First of all, as I clearly stated in that post, I understand that not all obesity is the result of self-abuse and excess. I have crossed comments with individuals who have taken drugs that have fat-gaining side-effects, or those with other significant issues. But I have to stress that gaining weight is a physical thing. Those who pile it on surely know they are getting far too big for their own good. Too may calories and not enough burning.

I watched an episode of Supersize vs Superskinny, in which doctor Jessen exposes some horrific facts when he visits the USA. Statistically, a third of this nation's population is now obese. Click on this link and look at the map as it shows trends for obesity across every state. It is truly shocking.

One woman, weighing 50 stone, that's over 300Kg, complained about how unwell she was and how she hated the way she looked. She bemoaned the fact that her son's life was ruined by her excesses because he now had to take care of her. He fed her, bathed her and helped her get dressed.
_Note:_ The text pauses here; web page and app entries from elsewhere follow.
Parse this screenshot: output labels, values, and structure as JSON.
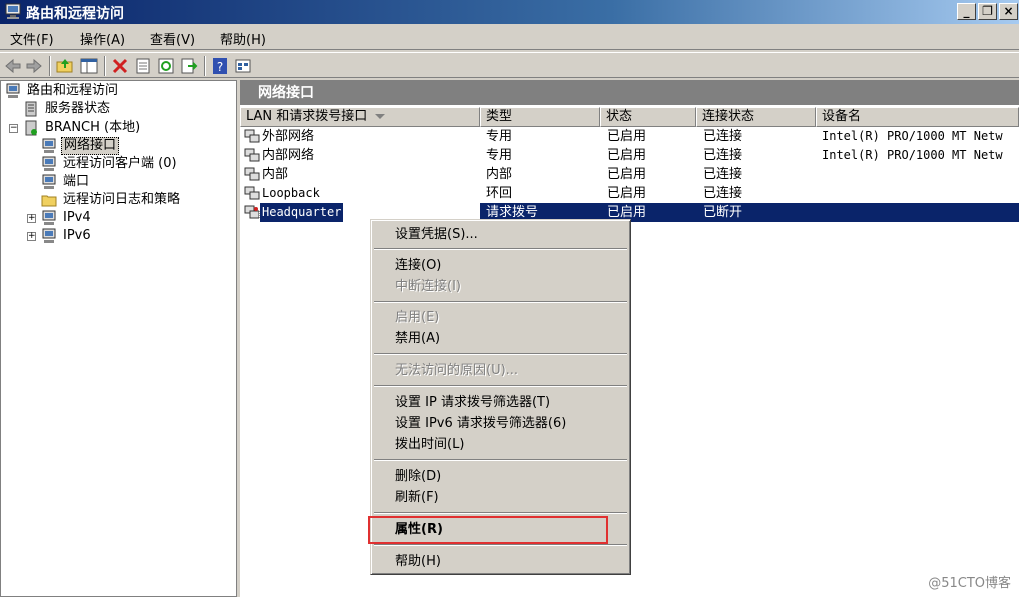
{
  "window": {
    "title": "路由和远程访问",
    "buttons": {
      "minimize": "_",
      "restore": "❐",
      "close": "×"
    }
  },
  "menu": [
    "文件(F)",
    "操作(A)",
    "查看(V)",
    "帮助(H)"
  ],
  "toolbar": {
    "icons": [
      "back-icon",
      "forward-icon",
      "up-folder-icon",
      "show-hide-tree-icon",
      "delete-icon",
      "properties-icon",
      "refresh-icon",
      "export-icon",
      "help-icon",
      "view-icon"
    ]
  },
  "tree": {
    "items": [
      {
        "label": "路由和远程访问",
        "icon": "computer-icon"
      },
      {
        "label": "服务器状态",
        "icon": "server-status-icon"
      },
      {
        "label": "BRANCH (本地)",
        "icon": "server-icon",
        "expander": "−"
      },
      {
        "label": "网络接口",
        "icon": "network-interface-icon"
      },
      {
        "label": "远程访问客户端 (0)",
        "icon": "clients-icon"
      },
      {
        "label": "端口",
        "icon": "ports-icon"
      },
      {
        "label": "远程访问日志和策略",
        "icon": "folder-icon"
      },
      {
        "label": "IPv4",
        "icon": "ipv4-icon",
        "expander": "+"
      },
      {
        "label": "IPv6",
        "icon": "ipv6-icon",
        "expander": "+"
      }
    ]
  },
  "right": {
    "header": "网络接口",
    "columns": [
      "LAN 和请求拨号接口",
      "类型",
      "状态",
      "连接状态",
      "设备名"
    ],
    "rows": [
      {
        "name": "外部网络",
        "type": "专用",
        "status": "已启用",
        "conn": "已连接",
        "device": "Intel(R) PRO/1000 MT Netw"
      },
      {
        "name": "内部网络",
        "type": "专用",
        "status": "已启用",
        "conn": "已连接",
        "device": "Intel(R) PRO/1000 MT Netw"
      },
      {
        "name": "内部",
        "type": "内部",
        "status": "已启用",
        "conn": "已连接",
        "device": ""
      },
      {
        "name": "Loopback",
        "type": "环回",
        "status": "已启用",
        "conn": "已连接",
        "device": ""
      },
      {
        "name": "Headquarter",
        "type": "请求拨号",
        "status": "已启用",
        "conn": "已断开",
        "device": ""
      }
    ]
  },
  "context_menu": {
    "items": [
      {
        "label": "设置凭据(S)..."
      },
      {
        "label": "连接(O)"
      },
      {
        "label": "中断连接(I)"
      },
      {
        "label": "启用(E)"
      },
      {
        "label": "禁用(A)"
      },
      {
        "label": "无法访问的原因(U)..."
      },
      {
        "label": "设置 IP 请求拨号筛选器(T)"
      },
      {
        "label": "设置 IPv6 请求拨号筛选器(6)"
      },
      {
        "label": "拨出时间(L)"
      },
      {
        "label": "删除(D)"
      },
      {
        "label": "刷新(F)"
      },
      {
        "label": "属性(R)"
      },
      {
        "label": "帮助(H)"
      }
    ]
  },
  "watermark": "@51CTO博客",
  "colors": {
    "selection": "#0a246a",
    "highlight_box": "#e03030"
  }
}
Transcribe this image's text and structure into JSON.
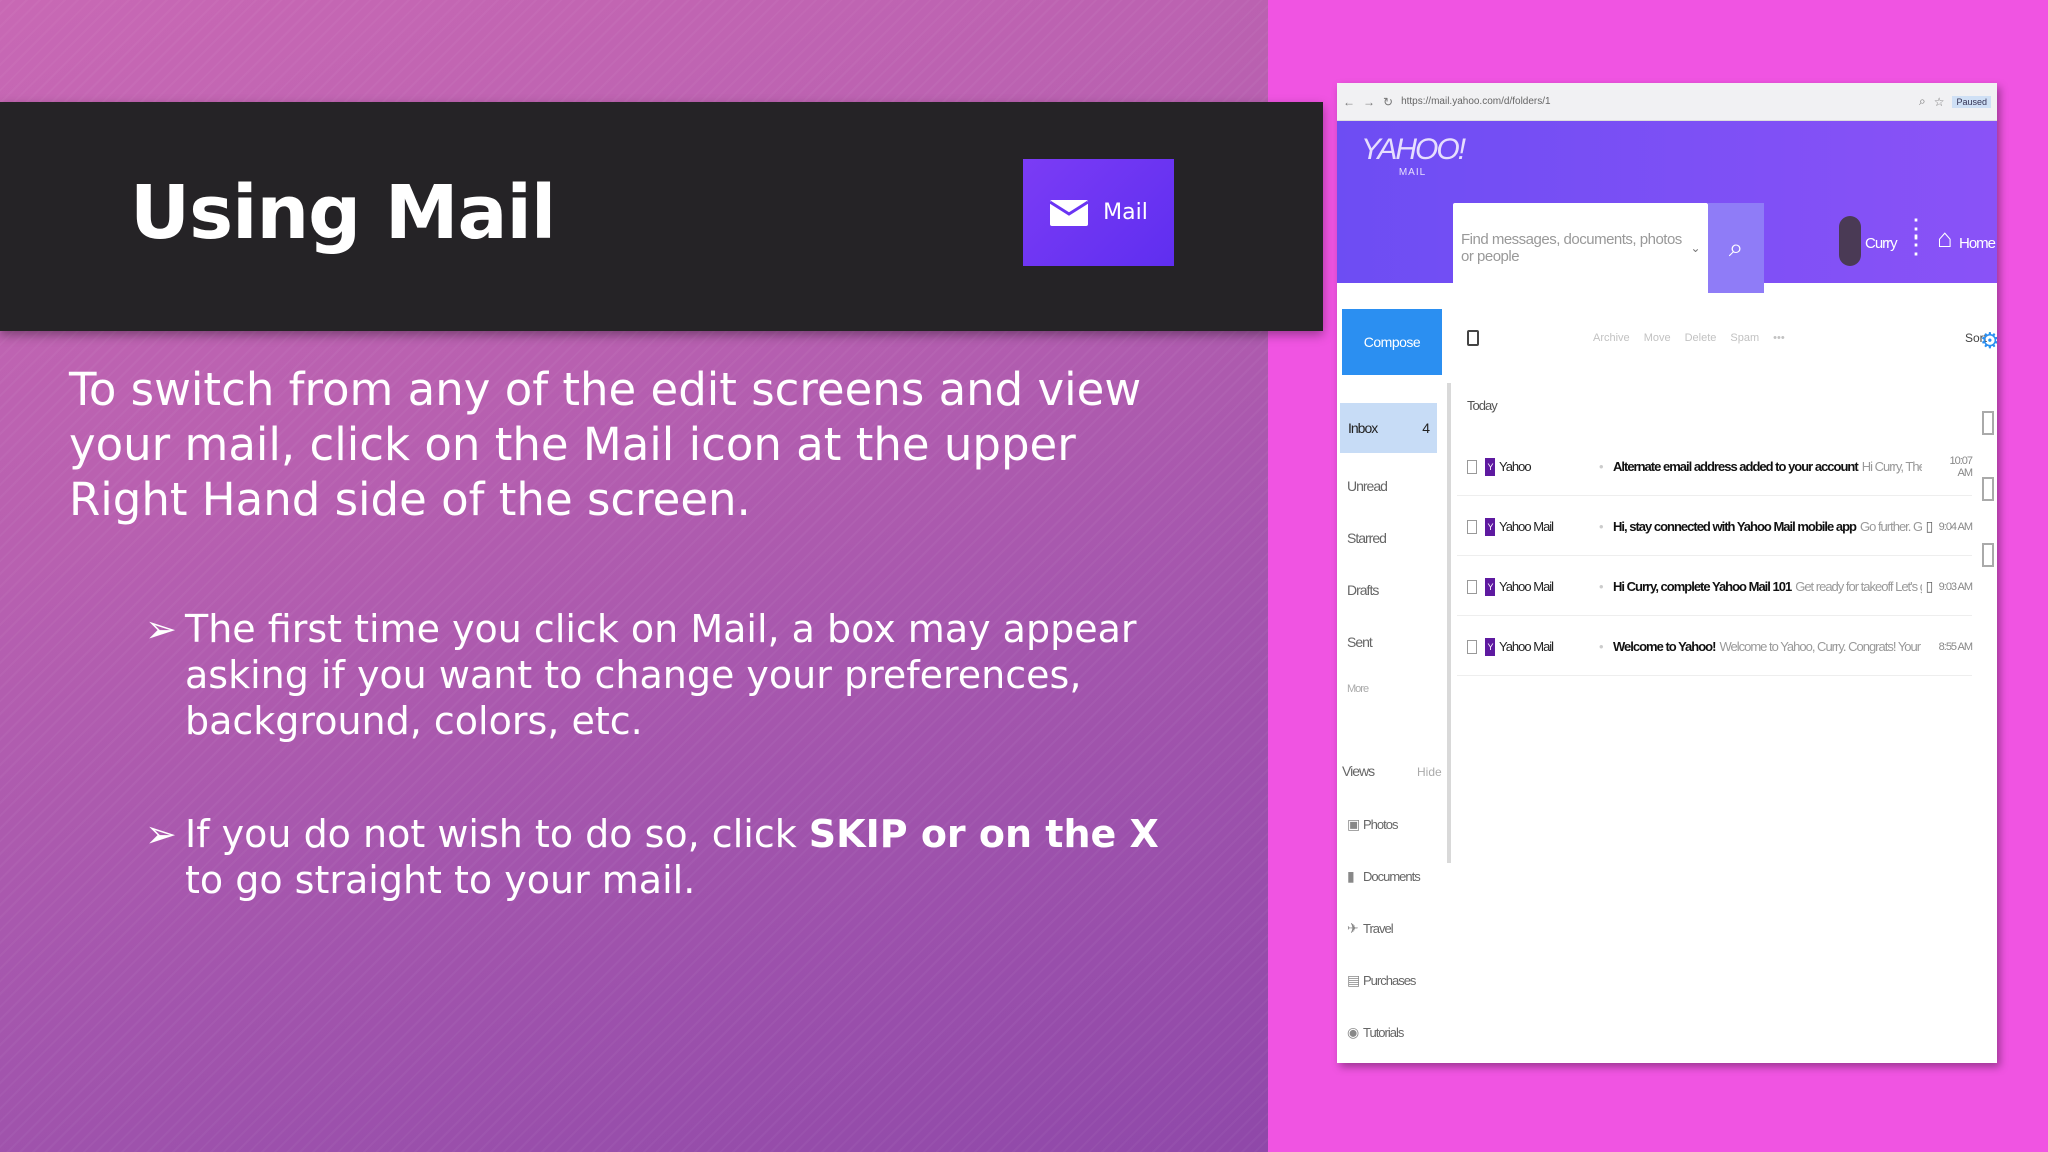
{
  "slide": {
    "title": "Using Mail",
    "mail_button_label": "Mail",
    "intro": "To switch from any of the edit screens and view your mail, click on the Mail icon at the upper Right Hand side of the screen.",
    "bullet_mark": "➢",
    "bullets": [
      {
        "text": "The first time you click on Mail, a box may appear asking if you want to change your preferences, background, colors, etc."
      },
      {
        "text_before": "If you do not wish to do so, click ",
        "text_bold": "SKIP or on the X",
        "text_after": " to go straight to your mail."
      }
    ],
    "colors": {
      "title_bar": "#252326",
      "accent_purple": "#6a34f3",
      "right_bg": "#f054e2"
    }
  },
  "screenshot": {
    "browser": {
      "url": "https://mail.yahoo.com/d/folders/1",
      "badge": "Paused"
    },
    "header": {
      "logo": "YAHOO!",
      "logo_sub": "MAIL",
      "search_placeholder": "Find messages, documents, photos or people",
      "user_name": "Curry",
      "home_label": "Home"
    },
    "sidebar": {
      "compose_label": "Compose",
      "inbox_label": "Inbox",
      "inbox_count": "4",
      "items": [
        "Unread",
        "Starred",
        "Drafts",
        "Sent",
        "More"
      ],
      "views_label": "Views",
      "hide_label": "Hide",
      "folders": [
        {
          "label": "Photos",
          "icon": "photo-icon"
        },
        {
          "label": "Documents",
          "icon": "document-icon"
        },
        {
          "label": "Travel",
          "icon": "plane-icon"
        },
        {
          "label": "Purchases",
          "icon": "receipt-icon"
        },
        {
          "label": "Tutorials",
          "icon": "tutorial-icon"
        }
      ]
    },
    "toolbar": {
      "archive": "Archive",
      "move": "Move",
      "delete": "Delete",
      "spam": "Spam",
      "more": "•••",
      "sort": "Sort"
    },
    "list": {
      "group_label": "Today",
      "messages": [
        {
          "sender": "Yahoo",
          "subject": "Alternate email address added to your account",
          "preview": "Hi Curry, The followi...",
          "time": "10:07 AM",
          "attachment": false
        },
        {
          "sender": "Yahoo Mail",
          "subject": "Hi, stay connected with Yahoo Mail mobile app",
          "preview": "Go further. Go faster...",
          "time": "9:04 AM",
          "attachment": true
        },
        {
          "sender": "Yahoo Mail",
          "subject": "Hi Curry, complete Yahoo Mail 101",
          "preview": "Get ready for takeoff Let's get g...",
          "time": "9:03 AM",
          "attachment": true
        },
        {
          "sender": "Yahoo Mail",
          "subject": "Welcome to Yahoo!",
          "preview": "Welcome to Yahoo, Curry. Congrats! Your userna...",
          "time": "8:55 AM",
          "attachment": false
        }
      ]
    }
  }
}
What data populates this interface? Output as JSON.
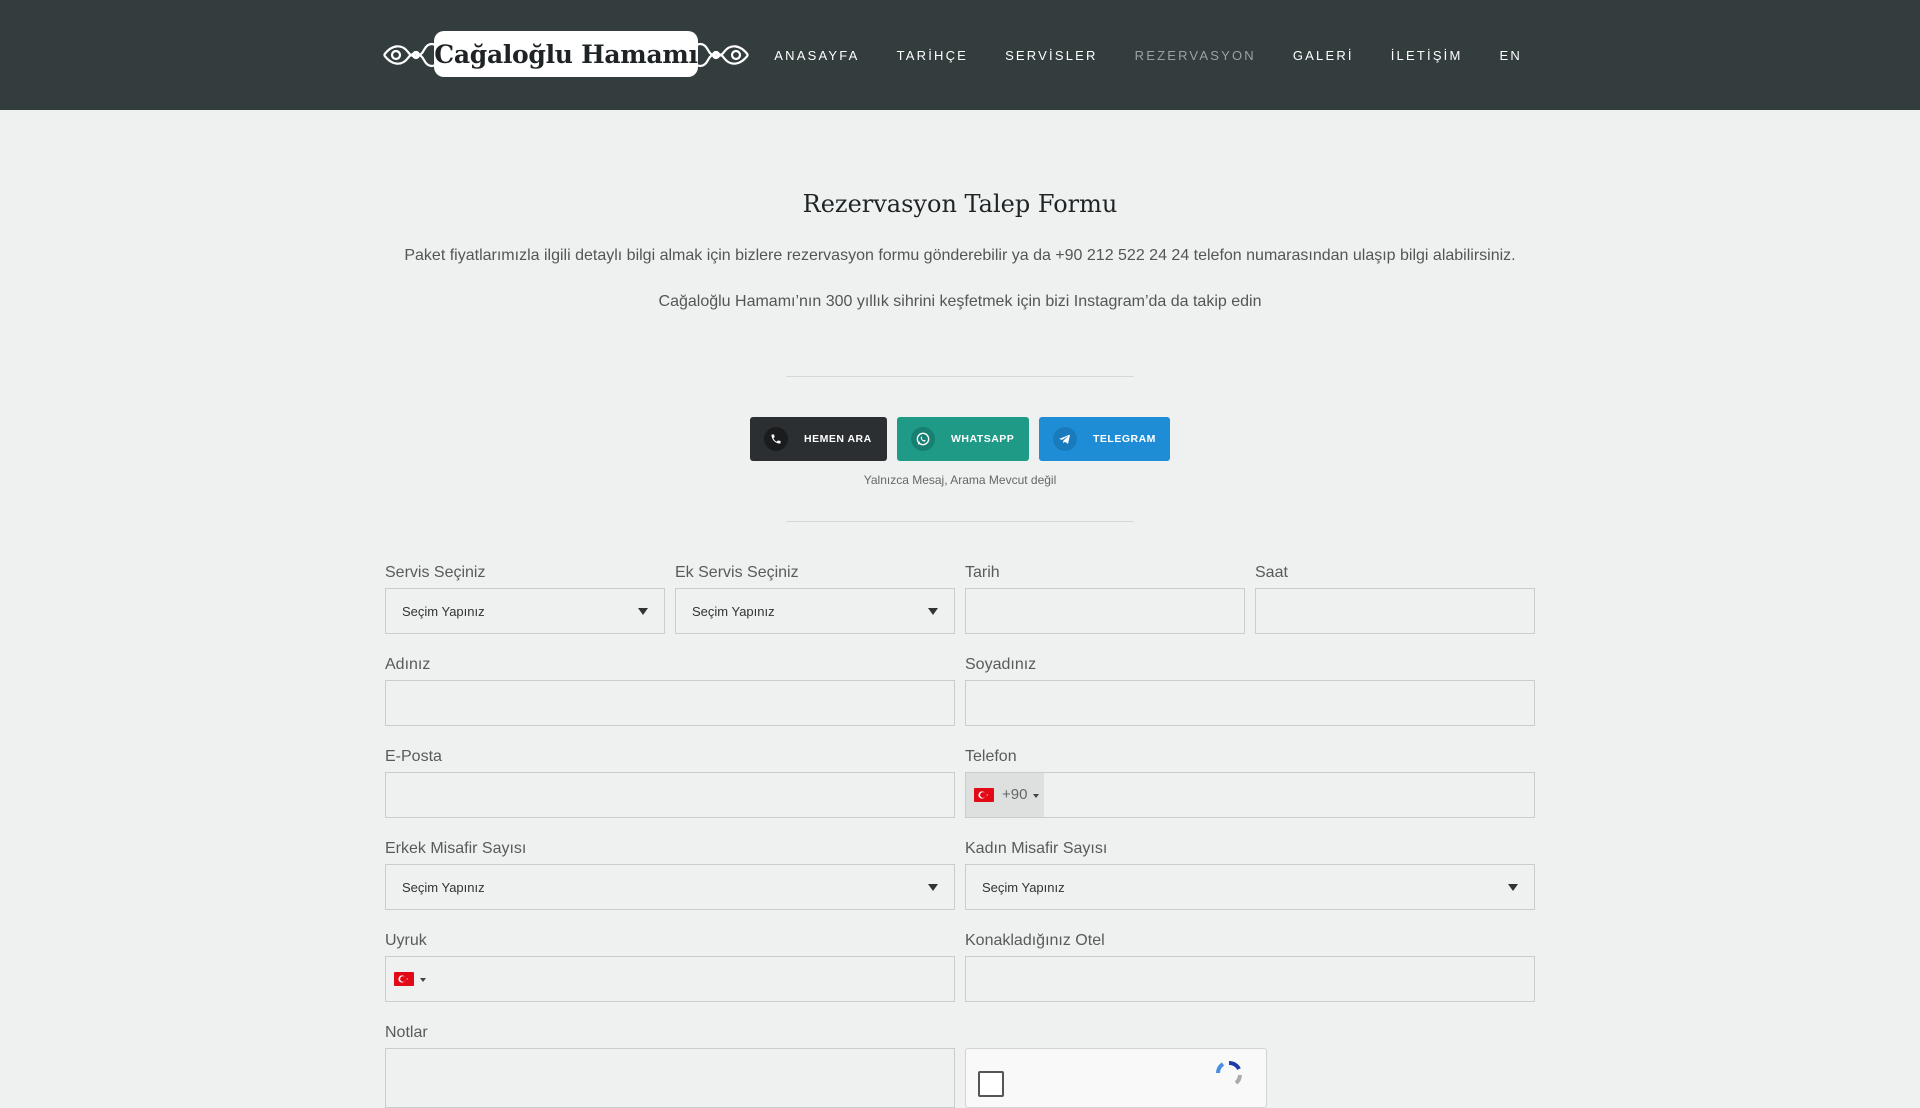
{
  "header": {
    "logo_text": "Cağaloğlu Hamamı",
    "nav": [
      {
        "label": "ANASAYFA",
        "active": false
      },
      {
        "label": "TARİHÇE",
        "active": false
      },
      {
        "label": "SERVİSLER",
        "active": false
      },
      {
        "label": "REZERVASYON",
        "active": true
      },
      {
        "label": "GALERİ",
        "active": false
      },
      {
        "label": "İLETİŞİM",
        "active": false
      },
      {
        "label": "EN",
        "active": false
      }
    ]
  },
  "intro": {
    "title": "Rezervasyon Talep Formu",
    "text1": "Paket fiyatlarımızla ilgili detaylı bilgi almak için bizlere rezervasyon formu gönderebilir ya da +90 212 522 24 24 telefon numarasından ulaşıp bilgi alabilirsiniz.",
    "text2": "Cağaloğlu Hamamı’nın 300 yıllık sihrini keşfetmek için bizi Instagram’da da takip edin"
  },
  "contact_buttons": {
    "call": "HEMEN ARA",
    "whatsapp": "WHATSAPP",
    "telegram": "TELEGRAM",
    "note": "Yalnızca Mesaj, Arama Mevcut değil"
  },
  "form": {
    "service_label": "Servis Seçiniz",
    "service_value": "Seçim Yapınız",
    "extra_service_label": "Ek Servis Seçiniz",
    "extra_service_value": "Seçim Yapınız",
    "date_label": "Tarih",
    "time_label": "Saat",
    "first_name_label": "Adınız",
    "last_name_label": "Soyadınız",
    "email_label": "E-Posta",
    "phone_label": "Telefon",
    "phone_code": "+90",
    "male_guests_label": "Erkek Misafir Sayısı",
    "male_guests_value": "Seçim Yapınız",
    "female_guests_label": "Kadın Misafir Sayısı",
    "female_guests_value": "Seçim Yapınız",
    "nationality_label": "Uyruk",
    "hotel_label": "Konakladığınız Otel",
    "notes_label": "Notlar"
  },
  "colors": {
    "header_bg": "#343d3e",
    "page_bg": "#eef1f0",
    "call_btn": "#2b2f31",
    "whatsapp_btn": "#1e9a86",
    "telegram_btn": "#1f8dd6",
    "flag_red": "#e30a17"
  },
  "icons": [
    "phone-icon",
    "whatsapp-icon",
    "telegram-icon",
    "turkey-flag-icon",
    "chevron-down-icon",
    "recaptcha-icon"
  ]
}
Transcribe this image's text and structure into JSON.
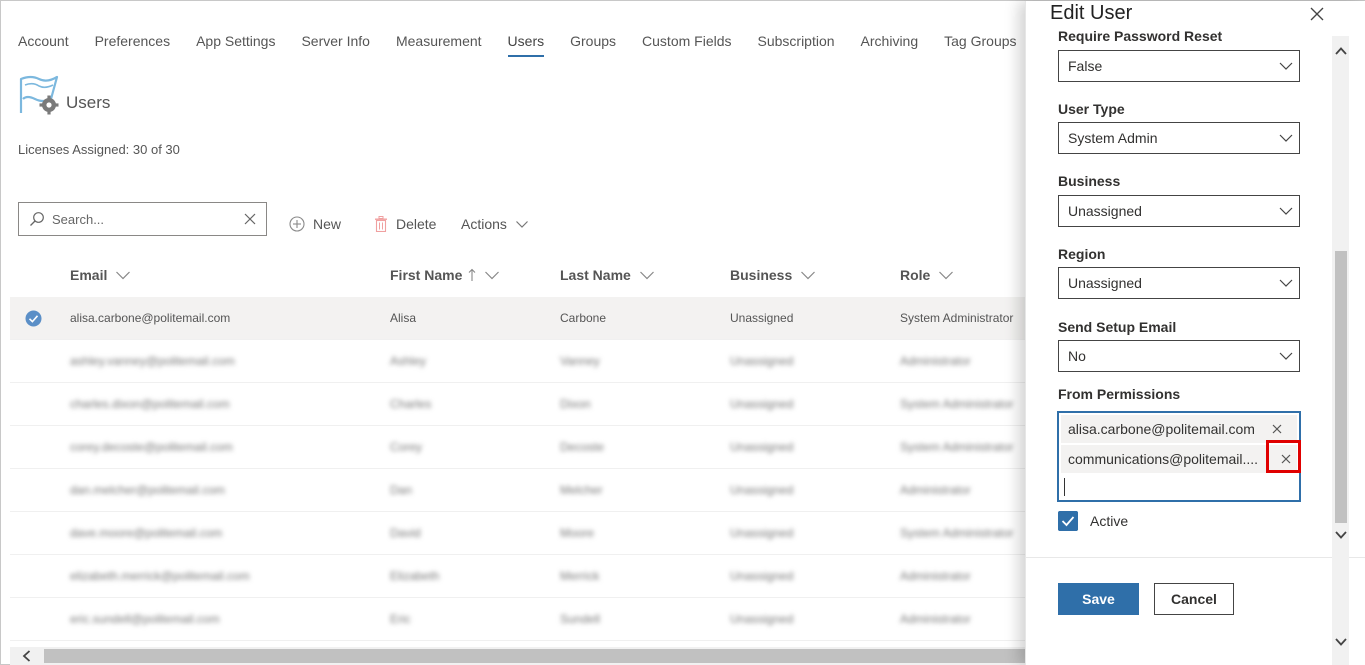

This lady was so heavy that she often damaged the lift system on the bus she needed to travel in to get places.

But while she did all this complaining, she still took herself down to the local restaurant, in her over-sized mobility chair, and she still shovelled in more food than most of us could possibly eat in a day, never mind one sitting. She did that and then went home to lie down. She loaded on calories and spent very little energy getting rid of them.

When Dr Jessen exposed her on TV, showing us the crammed contents of her fridge and the snacks and unhealthy food she had been eating, the lady giggled and rolled her eyes like a naughty child. She had just been told that she would die if she did not stop, yet there she was, mocking the very serious nature of what she herself talked about and agreed upon, moments before.

Getting too fat to live is more than just about eating, whatever the excuse. It is about other issues; emotional, psychological, self-esteem, lack of confidence. Sometimes it's about greed and mostly I believe, sheer laziness. It's just too easy to eat rubbish and do no exercsie these days.

We must address this now. We must be frank, open and honest. We need to face the problem and deal with it, without judgment or criticism where possible. But if those who need help simply don't want it, then there is no solution and things will become steadily worse as time goes on.

Go back to the CDC link and look at their map again... and again. Tell yourself I'm a liar and that it isn't happening. Convince yourself that you are different and that it's everyone else who's to blame. And while you watch the map staining red across those states, copy the pattern in your mind and transpose it for the UK and Europe... and in time, the rest of the world.

If a third of the entire adult population of a continent is obese and cannot function fully as a result, what becomes of a nation trying to defend it's borders when, as time goes by and we ignore the problem, more than half of it is populated by fat soldiers?